▶ _EXERCISE DATA_
'''

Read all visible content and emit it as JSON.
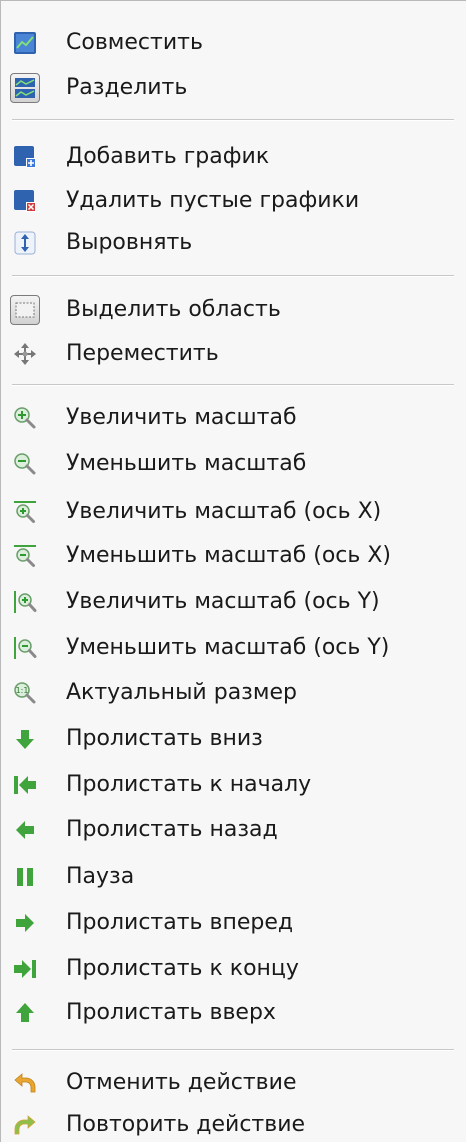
{
  "menu": {
    "items": [
      {
        "label": "Совместить",
        "icon": "combine-charts-icon"
      },
      {
        "label": "Разделить",
        "icon": "split-charts-icon"
      },
      {
        "label": "Добавить график",
        "icon": "add-chart-icon"
      },
      {
        "label": "Удалить пустые графики",
        "icon": "remove-empty-charts-icon"
      },
      {
        "label": "Выровнять",
        "icon": "align-vertical-icon"
      },
      {
        "label": "Выделить область",
        "icon": "select-area-icon"
      },
      {
        "label": "Переместить",
        "icon": "move-icon"
      },
      {
        "label": "Увеличить масштаб",
        "icon": "zoom-in-icon"
      },
      {
        "label": "Уменьшить масштаб",
        "icon": "zoom-out-icon"
      },
      {
        "label": "Увеличить масштаб (ось X)",
        "icon": "zoom-in-x-icon"
      },
      {
        "label": "Уменьшить масштаб (ось X)",
        "icon": "zoom-out-x-icon"
      },
      {
        "label": "Увеличить масштаб (ось Y)",
        "icon": "zoom-in-y-icon"
      },
      {
        "label": "Уменьшить масштаб (ось Y)",
        "icon": "zoom-out-y-icon"
      },
      {
        "label": "Актуальный размер",
        "icon": "zoom-actual-size-icon"
      },
      {
        "label": "Пролистать вниз",
        "icon": "arrow-down-icon"
      },
      {
        "label": "Пролистать к началу",
        "icon": "go-first-icon"
      },
      {
        "label": "Пролистать назад",
        "icon": "arrow-left-icon"
      },
      {
        "label": "Пауза",
        "icon": "pause-icon"
      },
      {
        "label": "Пролистать вперед",
        "icon": "arrow-right-icon"
      },
      {
        "label": "Пролистать к концу",
        "icon": "go-last-icon"
      },
      {
        "label": "Пролистать вверх",
        "icon": "arrow-up-icon"
      },
      {
        "label": "Отменить действие",
        "icon": "undo-icon"
      },
      {
        "label": "Повторить действие",
        "icon": "redo-icon"
      }
    ]
  },
  "colors": {
    "menu_background": "#f7f7f7",
    "separator": "#c8c8c8",
    "icon_blue": "#2f63b0",
    "icon_green": "#3ea43b",
    "icon_orange": "#e0a020"
  }
}
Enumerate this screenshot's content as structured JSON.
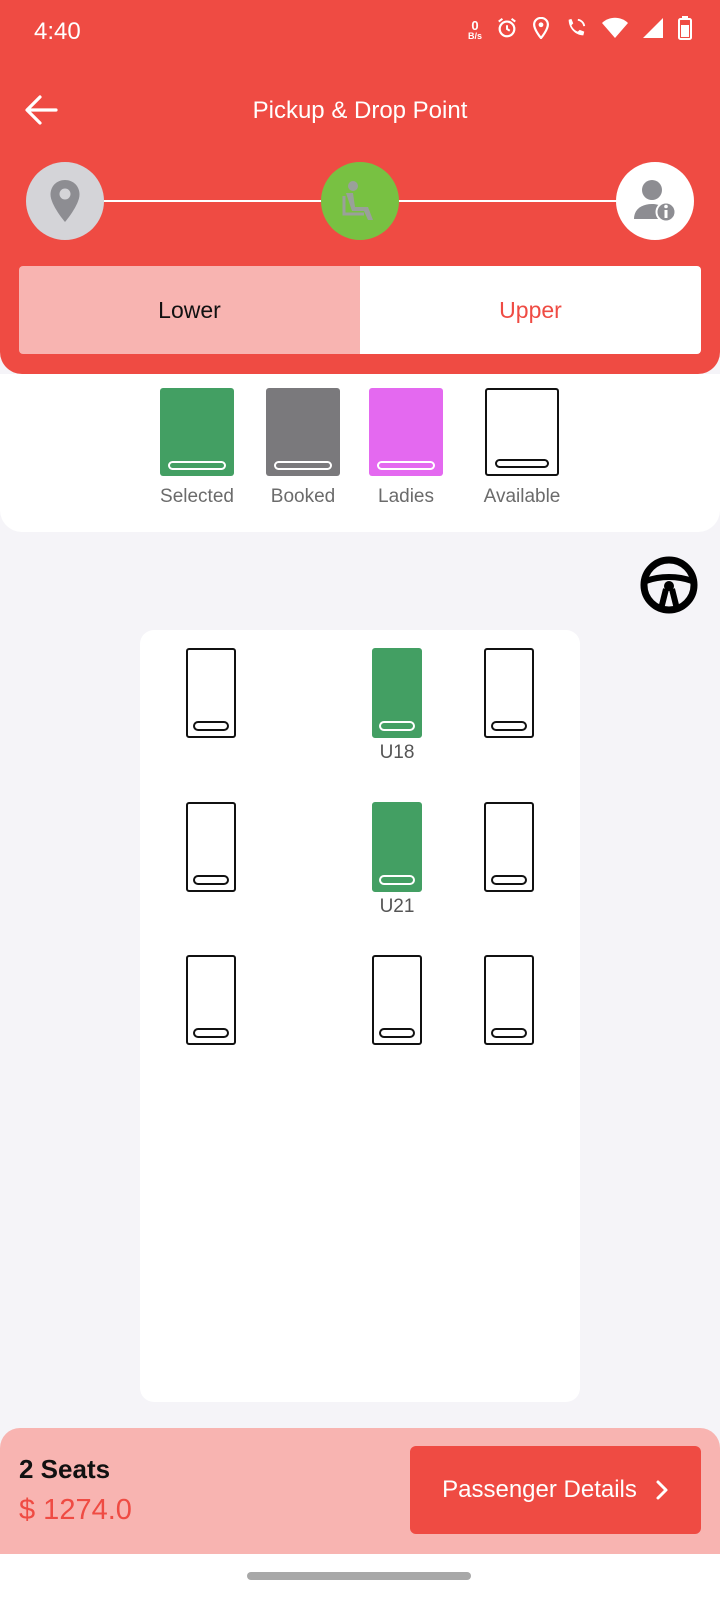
{
  "status_bar": {
    "time": "4:40",
    "net_speed_top": "0",
    "net_speed_bottom": "B/s"
  },
  "header": {
    "title": "Pickup & Drop Point"
  },
  "stepper": {
    "steps": [
      "location-pin-icon",
      "seat-icon",
      "user-info-icon"
    ],
    "active_step": 2,
    "colors": {
      "inactive": "#d4d4d8",
      "active": "#78c142"
    }
  },
  "deck_tabs": {
    "lower": "Lower",
    "upper": "Upper",
    "selected": "Lower"
  },
  "legend": [
    {
      "label": "Selected",
      "color": "#439f63"
    },
    {
      "label": "Booked",
      "color": "#7a797c"
    },
    {
      "label": "Ladies",
      "color": "#e469f0"
    },
    {
      "label": "Available",
      "color": "#ffffff"
    }
  ],
  "seats": {
    "selected": [
      {
        "label": "U18"
      },
      {
        "label": "U21"
      }
    ]
  },
  "bottom_bar": {
    "seat_count": "2 Seats",
    "price": "$ 1274.0",
    "button_label": "Passenger Details"
  },
  "colors": {
    "primary": "#ef4b43",
    "primary_light": "#f8b4b1",
    "selected_seat": "#439f63"
  }
}
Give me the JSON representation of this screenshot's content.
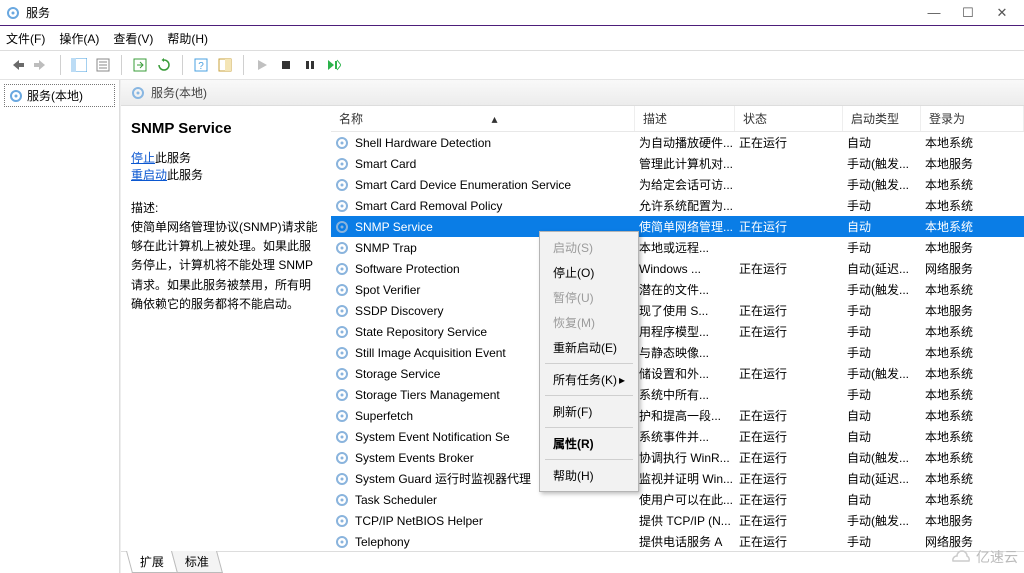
{
  "window": {
    "title": "服务"
  },
  "menu": [
    "文件(F)",
    "操作(A)",
    "查看(V)",
    "帮助(H)"
  ],
  "tree": {
    "root": "服务(本地)"
  },
  "details_header": "服务(本地)",
  "info": {
    "name": "SNMP Service",
    "stop_prefix": "停止",
    "stop_suffix": "此服务",
    "restart_prefix": "重启动",
    "restart_suffix": "此服务",
    "desc_label": "描述:",
    "desc_text": "使简单网络管理协议(SNMP)请求能够在此计算机上被处理。如果此服务停止，计算机将不能处理 SNMP 请求。如果此服务被禁用，所有明确依赖它的服务都将不能启动。"
  },
  "columns": {
    "name": "名称",
    "desc": "描述",
    "status": "状态",
    "start": "启动类型",
    "logon": "登录为"
  },
  "rows": [
    {
      "n": "Shell Hardware Detection",
      "d": "为自动播放硬件...",
      "s": "正在运行",
      "t": "自动",
      "l": "本地系统"
    },
    {
      "n": "Smart Card",
      "d": "管理此计算机对...",
      "s": "",
      "t": "手动(触发...",
      "l": "本地服务"
    },
    {
      "n": "Smart Card Device Enumeration Service",
      "d": "为给定会话可访...",
      "s": "",
      "t": "手动(触发...",
      "l": "本地系统"
    },
    {
      "n": "Smart Card Removal Policy",
      "d": "允许系统配置为...",
      "s": "",
      "t": "手动",
      "l": "本地系统"
    },
    {
      "n": "SNMP Service",
      "d": "使简单网络管理...",
      "s": "正在运行",
      "t": "自动",
      "l": "本地系统",
      "sel": true
    },
    {
      "n": "SNMP Trap",
      "d": "本地或远程...",
      "s": "",
      "t": "手动",
      "l": "本地服务"
    },
    {
      "n": "Software Protection",
      "d": "Windows ...",
      "s": "正在运行",
      "t": "自动(延迟...",
      "l": "网络服务"
    },
    {
      "n": "Spot Verifier",
      "d": "潜在的文件...",
      "s": "",
      "t": "手动(触发...",
      "l": "本地系统"
    },
    {
      "n": "SSDP Discovery",
      "d": "现了使用 S...",
      "s": "正在运行",
      "t": "手动",
      "l": "本地服务"
    },
    {
      "n": "State Repository Service",
      "d": "用程序模型...",
      "s": "正在运行",
      "t": "手动",
      "l": "本地系统"
    },
    {
      "n": "Still Image Acquisition Event",
      "d": "与静态映像...",
      "s": "",
      "t": "手动",
      "l": "本地系统"
    },
    {
      "n": "Storage Service",
      "d": "储设置和外...",
      "s": "正在运行",
      "t": "手动(触发...",
      "l": "本地系统"
    },
    {
      "n": "Storage Tiers Management",
      "d": "系统中所有...",
      "s": "",
      "t": "手动",
      "l": "本地系统"
    },
    {
      "n": "Superfetch",
      "d": "护和提高一段...",
      "s": "正在运行",
      "t": "自动",
      "l": "本地系统"
    },
    {
      "n": "System Event Notification Se",
      "d": "系统事件并...",
      "s": "正在运行",
      "t": "自动",
      "l": "本地系统"
    },
    {
      "n": "System Events Broker",
      "d": "协调执行 WinR...",
      "s": "正在运行",
      "t": "自动(触发...",
      "l": "本地系统"
    },
    {
      "n": "System Guard 运行时监视器代理",
      "d": "监视并证明 Win...",
      "s": "正在运行",
      "t": "自动(延迟...",
      "l": "本地系统"
    },
    {
      "n": "Task Scheduler",
      "d": "使用户可以在此...",
      "s": "正在运行",
      "t": "自动",
      "l": "本地系统"
    },
    {
      "n": "TCP/IP NetBIOS Helper",
      "d": "提供 TCP/IP (N...",
      "s": "正在运行",
      "t": "手动(触发...",
      "l": "本地服务"
    },
    {
      "n": "Telephony",
      "d": "提供电话服务 A",
      "s": "正在运行",
      "t": "手动",
      "l": "网络服务"
    }
  ],
  "context": [
    {
      "label": "启动(S)",
      "disabled": true
    },
    {
      "label": "停止(O)"
    },
    {
      "label": "暂停(U)",
      "disabled": true
    },
    {
      "label": "恢复(M)",
      "disabled": true
    },
    {
      "label": "重新启动(E)"
    },
    {
      "sep": true
    },
    {
      "label": "所有任务(K)",
      "sub": true
    },
    {
      "sep": true
    },
    {
      "label": "刷新(F)"
    },
    {
      "sep": true
    },
    {
      "label": "属性(R)",
      "bold": true
    },
    {
      "sep": true
    },
    {
      "label": "帮助(H)"
    }
  ],
  "tabs": {
    "extended": "扩展",
    "standard": "标准"
  },
  "watermark": "亿速云"
}
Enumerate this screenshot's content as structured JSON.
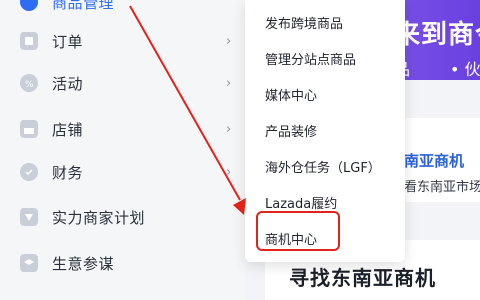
{
  "sidebar": {
    "top_item_label": "商品管理",
    "items": [
      {
        "label": "订单",
        "icon": "order-icon",
        "has_chevron": true
      },
      {
        "label": "活动",
        "icon": "promotion-icon",
        "has_chevron": true
      },
      {
        "label": "店铺",
        "icon": "store-icon",
        "has_chevron": true
      },
      {
        "label": "财务",
        "icon": "finance-icon",
        "has_chevron": true
      },
      {
        "label": "实力商家计划",
        "icon": "merchant-plan-icon",
        "has_chevron": false
      },
      {
        "label": "生意参谋",
        "icon": "business-advisor-icon",
        "has_chevron": false
      }
    ]
  },
  "submenu": {
    "items": [
      {
        "label": "发布跨境商品"
      },
      {
        "label": "管理分站点商品"
      },
      {
        "label": "媒体中心"
      },
      {
        "label": "产品装修"
      },
      {
        "label": "海外仓任务（LGF）"
      },
      {
        "label": "Lazada履约"
      },
      {
        "label": "商机中心"
      }
    ],
    "highlighted": "商机中心"
  },
  "banner": {
    "title": "来到商今",
    "subtitle_left": "品",
    "subtitle_right": "• 伙"
  },
  "card": {
    "title": "南亚商机",
    "subtitle": "看东南亚市场"
  },
  "bottom": {
    "title": "寻找东南亚商机"
  },
  "colors": {
    "accent": "#2f6cf6",
    "annotation_red": "#e2231a",
    "banner_purple": "#7b54e6"
  }
}
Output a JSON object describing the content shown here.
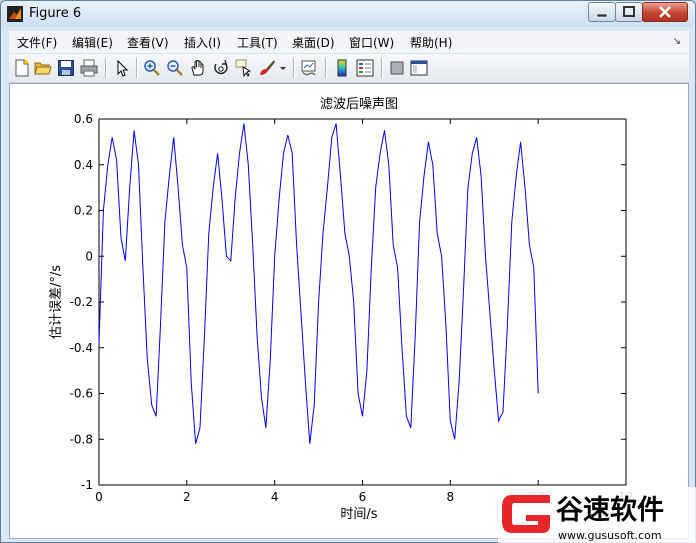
{
  "window": {
    "title": "Figure 6"
  },
  "menu": {
    "items": [
      {
        "label": "文件(F)"
      },
      {
        "label": "编辑(E)"
      },
      {
        "label": "查看(V)"
      },
      {
        "label": "插入(I)"
      },
      {
        "label": "工具(T)"
      },
      {
        "label": "桌面(D)"
      },
      {
        "label": "窗口(W)"
      },
      {
        "label": "帮助(H)"
      }
    ]
  },
  "toolbar": {
    "buttons": [
      {
        "icon": "new-figure-icon"
      },
      {
        "icon": "open-file-icon"
      },
      {
        "icon": "save-icon"
      },
      {
        "icon": "print-icon"
      },
      {
        "icon": "edit-plot-arrow-icon"
      },
      {
        "icon": "zoom-in-icon"
      },
      {
        "icon": "zoom-out-icon"
      },
      {
        "icon": "pan-hand-icon"
      },
      {
        "icon": "rotate-3d-icon"
      },
      {
        "icon": "data-cursor-icon"
      },
      {
        "icon": "brush-icon"
      },
      {
        "icon": "link-plot-icon"
      },
      {
        "icon": "colorbar-icon"
      },
      {
        "icon": "legend-icon"
      },
      {
        "icon": "hide-plot-tools-icon"
      },
      {
        "icon": "show-plot-tools-icon"
      }
    ]
  },
  "watermark": {
    "text": "谷速软件",
    "url": "www.gususoft.com",
    "accent": "#e8262a"
  },
  "chart_data": {
    "type": "line",
    "title": "滤波后噪声图",
    "xlabel": "时间/s",
    "ylabel": "估计误差/°/s",
    "xlim": [
      0,
      12
    ],
    "ylim": [
      -1,
      0.6
    ],
    "xticks": [
      "0",
      "2",
      "4",
      "6",
      "8",
      "10",
      "12"
    ],
    "yticks": [
      "-1",
      "-0.8",
      "-0.6",
      "-0.4",
      "-0.2",
      "0",
      "0.2",
      "0.4",
      "0.6"
    ],
    "grid": false,
    "color": "#0000ff",
    "series": [
      {
        "x": [
          0.0,
          0.1,
          0.2,
          0.3,
          0.4,
          0.5,
          0.6,
          0.7,
          0.8,
          0.9,
          1.0,
          1.1,
          1.2,
          1.3,
          1.4,
          1.5,
          1.6,
          1.7,
          1.8,
          1.9,
          2.0,
          2.1,
          2.2,
          2.3,
          2.4,
          2.5,
          2.6,
          2.7,
          2.8,
          2.9,
          3.0,
          3.1,
          3.2,
          3.3,
          3.4,
          3.5,
          3.6,
          3.7,
          3.8,
          3.9,
          4.0,
          4.1,
          4.2,
          4.3,
          4.4,
          4.5,
          4.6,
          4.7,
          4.8,
          4.9,
          5.0,
          5.1,
          5.2,
          5.3,
          5.4,
          5.5,
          5.6,
          5.7,
          5.8,
          5.9,
          6.0,
          6.1,
          6.2,
          6.3,
          6.4,
          6.5,
          6.6,
          6.7,
          6.8,
          6.9,
          7.0,
          7.1,
          7.2,
          7.3,
          7.4,
          7.5,
          7.6,
          7.7,
          7.8,
          7.9,
          8.0,
          8.1,
          8.2,
          8.3,
          8.4,
          8.5,
          8.6,
          8.7,
          8.8,
          8.9,
          9.0,
          9.1,
          9.2,
          9.3,
          9.4,
          9.5,
          9.6,
          9.7,
          9.8,
          9.9,
          10.0
        ],
        "y": [
          -0.38,
          0.2,
          0.4,
          0.52,
          0.42,
          0.08,
          -0.02,
          0.3,
          0.55,
          0.4,
          -0.05,
          -0.45,
          -0.65,
          -0.7,
          -0.3,
          0.15,
          0.35,
          0.52,
          0.3,
          0.05,
          -0.05,
          -0.55,
          -0.82,
          -0.75,
          -0.35,
          0.1,
          0.3,
          0.45,
          0.25,
          0.0,
          -0.02,
          0.25,
          0.45,
          0.58,
          0.4,
          0.05,
          -0.35,
          -0.62,
          -0.75,
          -0.45,
          0.0,
          0.25,
          0.45,
          0.53,
          0.45,
          0.05,
          -0.25,
          -0.55,
          -0.82,
          -0.65,
          -0.2,
          0.1,
          0.3,
          0.52,
          0.58,
          0.35,
          0.1,
          0.0,
          -0.2,
          -0.6,
          -0.7,
          -0.5,
          -0.05,
          0.3,
          0.45,
          0.55,
          0.4,
          0.05,
          -0.05,
          -0.4,
          -0.7,
          -0.75,
          -0.35,
          0.15,
          0.35,
          0.5,
          0.4,
          0.1,
          0.0,
          -0.3,
          -0.72,
          -0.8,
          -0.55,
          -0.15,
          0.3,
          0.45,
          0.52,
          0.35,
          0.0,
          -0.25,
          -0.5,
          -0.72,
          -0.68,
          -0.3,
          0.15,
          0.35,
          0.5,
          0.3,
          0.05,
          -0.05,
          -0.6
        ]
      }
    ]
  }
}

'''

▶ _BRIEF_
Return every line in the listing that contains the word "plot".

▶ _RESPONSE FOR THIS EXERCISE_
        "icon": "edit-plot-arrow-icon"
        "icon": "link-plot-icon"
        "icon": "hide-plot-tools-icon"
        "icon": "show-plot-tools-icon"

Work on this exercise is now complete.